• M?ori and Pacific mothers are more likely than New Zealand European mothers to die during pregnancy or in the six weeks postpartum.
Recommendations perinatal-related illness and death
• If a baby is small for gestational age, and this is confirmed by ultrasound at term, timely delivery is recommended.
• Maternal gestational weight gain: Pregnant women should be given an indication of ideal weight gain in pregnancy according to their body mass index.
• Smoking cessation: All health professionals who provide care to pregnant women should offer smoking cessation advice.
• Neonatal encephalopathy: Cord gases should be performed on all babies born with an Apgar
Recommendations maternal illness and death
• Pregnant women who are identified with pre-existing medical disease during pregnancy should be referred appropriately.
• The committee notes the publication of the Ministry of Health’s Healthy Beginnings report in January 2012 and supports the recommendations with particular regard to the establishment of mother and baby units in the North Island and the importance of screening mothers for a history of mental health disorders.
• A comprehensive perinatal and infant mental health service includes screening and assessment, timely intervention, access to respite care and specialist inpatient care for mothers and babies, consultation and liaison services.

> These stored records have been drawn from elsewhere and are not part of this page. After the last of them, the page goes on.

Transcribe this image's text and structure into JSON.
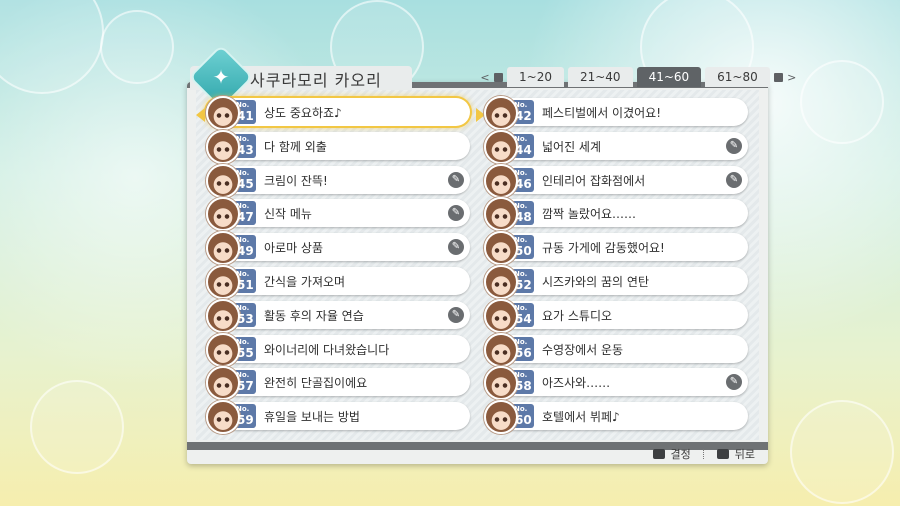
{
  "header": {
    "character_name": "사쿠라모리 카오리",
    "emblem_icon": "butterfly-emblem-icon"
  },
  "tabs": {
    "prev_icon": "<",
    "next_icon": ">",
    "items": [
      {
        "label": "1~20",
        "active": false
      },
      {
        "label": "21~40",
        "active": false
      },
      {
        "label": "41~60",
        "active": true
      },
      {
        "label": "61~80",
        "active": false
      }
    ]
  },
  "entries": [
    {
      "no_label": "No.",
      "number": "41",
      "title": "상도 중요하죠♪",
      "clip": false,
      "selected": true
    },
    {
      "no_label": "No.",
      "number": "42",
      "title": "페스티벌에서 이겼어요!",
      "clip": false
    },
    {
      "no_label": "No.",
      "number": "43",
      "title": "다 함께 외출",
      "clip": false
    },
    {
      "no_label": "No.",
      "number": "44",
      "title": "넓어진 세계",
      "clip": true
    },
    {
      "no_label": "No.",
      "number": "45",
      "title": "크림이 잔뜩!",
      "clip": true
    },
    {
      "no_label": "No.",
      "number": "46",
      "title": "인테리어 잡화점에서",
      "clip": true
    },
    {
      "no_label": "No.",
      "number": "47",
      "title": "신작 메뉴",
      "clip": true
    },
    {
      "no_label": "No.",
      "number": "48",
      "title": "깜짝 놀랐어요……",
      "clip": false
    },
    {
      "no_label": "No.",
      "number": "49",
      "title": "아로마 상품",
      "clip": true
    },
    {
      "no_label": "No.",
      "number": "50",
      "title": "규동 가게에 감동했어요!",
      "clip": false
    },
    {
      "no_label": "No.",
      "number": "51",
      "title": "간식을 가져오며",
      "clip": false
    },
    {
      "no_label": "No.",
      "number": "52",
      "title": "시즈카와의 꿈의 연탄",
      "clip": false
    },
    {
      "no_label": "No.",
      "number": "53",
      "title": "활동 후의 자율 연습",
      "clip": true
    },
    {
      "no_label": "No.",
      "number": "54",
      "title": "요가 스튜디오",
      "clip": false
    },
    {
      "no_label": "No.",
      "number": "55",
      "title": "와이너리에 다녀왔습니다",
      "clip": false
    },
    {
      "no_label": "No.",
      "number": "56",
      "title": "수영장에서 운동",
      "clip": false
    },
    {
      "no_label": "No.",
      "number": "57",
      "title": "완전히 단골집이에요",
      "clip": false
    },
    {
      "no_label": "No.",
      "number": "58",
      "title": "아즈사와……",
      "clip": true
    },
    {
      "no_label": "No.",
      "number": "59",
      "title": "휴일을 보내는 방법",
      "clip": false
    },
    {
      "no_label": "No.",
      "number": "60",
      "title": "호텔에서 뷔페♪",
      "clip": false
    }
  ],
  "footer": {
    "confirm_label": "결정",
    "back_label": "뒤로"
  },
  "colors": {
    "accent": "#5d79a8",
    "selection": "#f2c744",
    "active_tab": "#5f6366"
  }
}
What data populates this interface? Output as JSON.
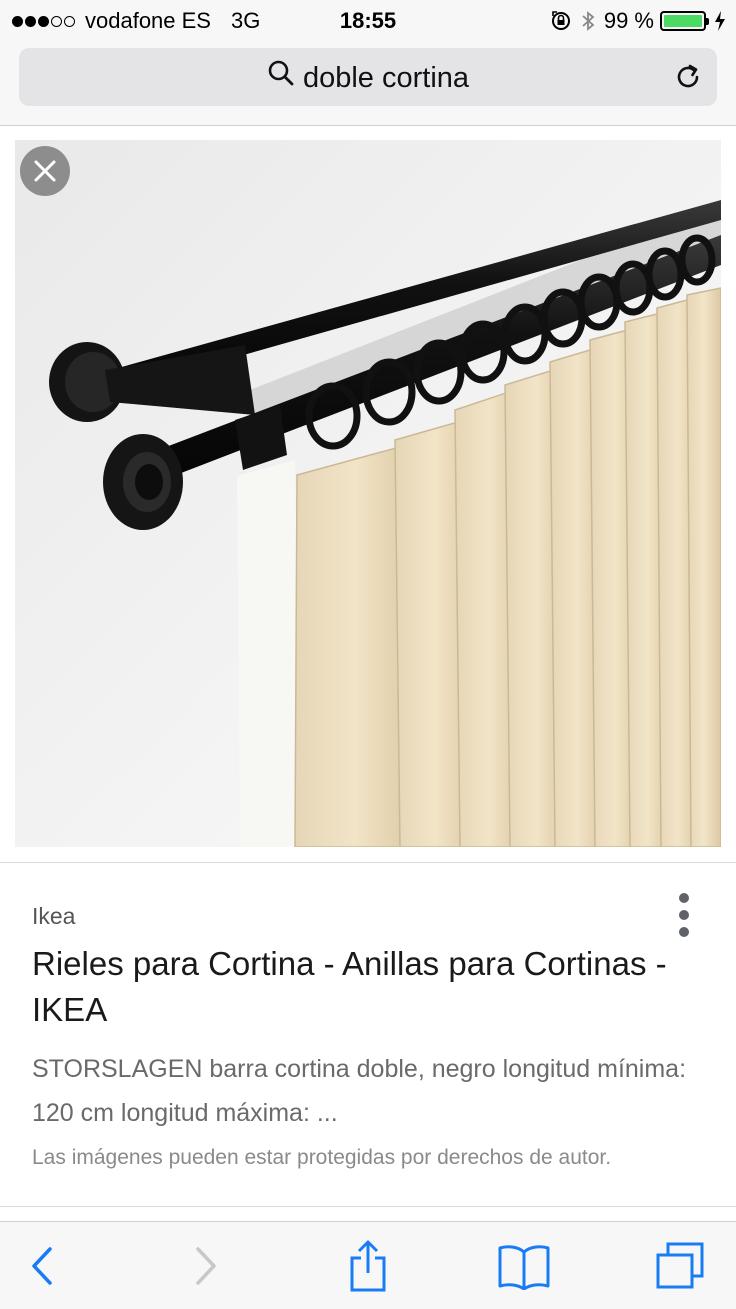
{
  "status_bar": {
    "signal_dots_filled": 3,
    "signal_dots_total": 5,
    "carrier": "vodafone ES",
    "network": "3G",
    "time": "18:55",
    "battery_percent": "99 %",
    "battery_level": 0.99,
    "icons": [
      "orientation-lock-icon",
      "bluetooth-icon",
      "battery-icon",
      "charging-bolt-icon"
    ]
  },
  "url_bar": {
    "text": "doble cortina",
    "icons": [
      "search-icon",
      "reload-icon"
    ]
  },
  "image_viewer": {
    "close_icon": "close-icon",
    "image_description_icon": "curtain-rod-photo"
  },
  "result": {
    "source": "Ikea",
    "title": "Rieles para Cortina - Anillas para Cortinas - IKEA",
    "snippet": "STORSLAGEN barra cortina doble, negro longitud mínima: 120 cm longitud máxima: ...",
    "copyright": "Las imágenes pueden estar protegidas por derechos de autor.",
    "menu_icon": "more-vertical-icon"
  },
  "toolbar": {
    "icons": [
      "back-icon",
      "forward-icon",
      "share-icon",
      "bookmarks-icon",
      "tabs-icon"
    ]
  },
  "colors": {
    "accent": "#1a7cf5",
    "battery": "#4cd964",
    "disabled": "#c7c7cc"
  }
}
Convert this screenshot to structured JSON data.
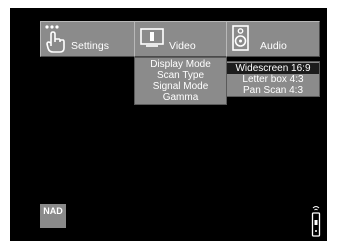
{
  "tabs": [
    {
      "label": "Settings",
      "icon": "hand-pointer-icon"
    },
    {
      "label": "Video",
      "icon": "video-screen-icon"
    },
    {
      "label": "Audio",
      "icon": "speaker-icon"
    }
  ],
  "video_menu": {
    "items": [
      "Display Mode",
      "Scan Type",
      "Signal Mode",
      "Gamma"
    ],
    "selected": "Display Mode"
  },
  "display_mode_menu": {
    "items": [
      "Widescreen 16:9",
      "Letter box 4:3",
      "Pan Scan 4:3"
    ],
    "selected": "Widescreen 16:9"
  },
  "brand": {
    "logo": "NAD"
  },
  "status": {
    "remote_icon": "remote-control-icon"
  },
  "colors": {
    "background": "#000000",
    "panel": "#8b8b8b",
    "highlight": "#1c1c1c",
    "text": "#ffffff"
  }
}
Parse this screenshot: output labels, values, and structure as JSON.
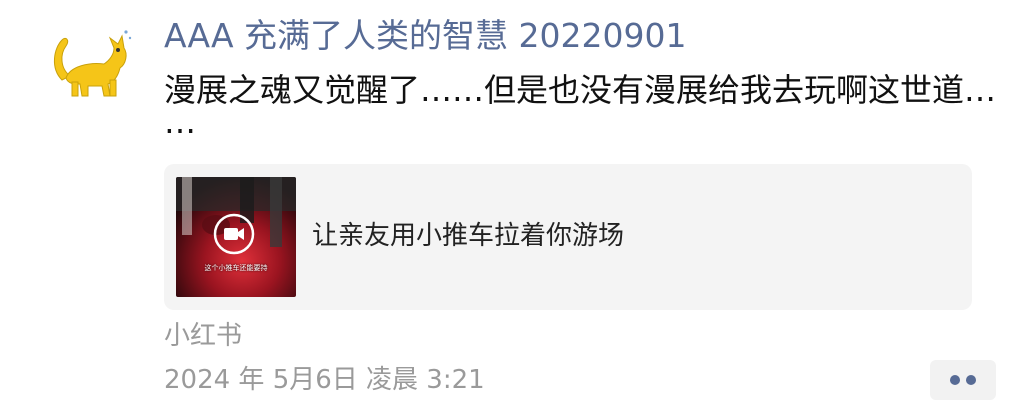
{
  "post": {
    "author": "AAA 充满了人类的智慧 20220901",
    "text_line1": "漫展之魂又觉醒了……但是也没有漫展给我去玩啊这世道…",
    "text_line2": "…",
    "card": {
      "title": "让亲友用小推车拉着你游场",
      "thumbnail_caption": "这个小推车还能要持",
      "media_type": "video"
    },
    "source": "小红书",
    "timestamp": "2024 年 5月6日 凌晨 3:21"
  },
  "icons": {
    "avatar": "yellow-cat-avatar",
    "play": "video-camera-icon",
    "more": "more-dots-icon"
  },
  "colors": {
    "author_name": "#576b95",
    "meta_text": "#9a9a9a",
    "card_bg": "#f4f4f4"
  }
}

• Termination of pregnancy services should undertake holistic screening for maternal mental health and family violence and provide appropriate support and referral.
You can read the SMC’s coverage of last year’s 2011 PMMRC review here.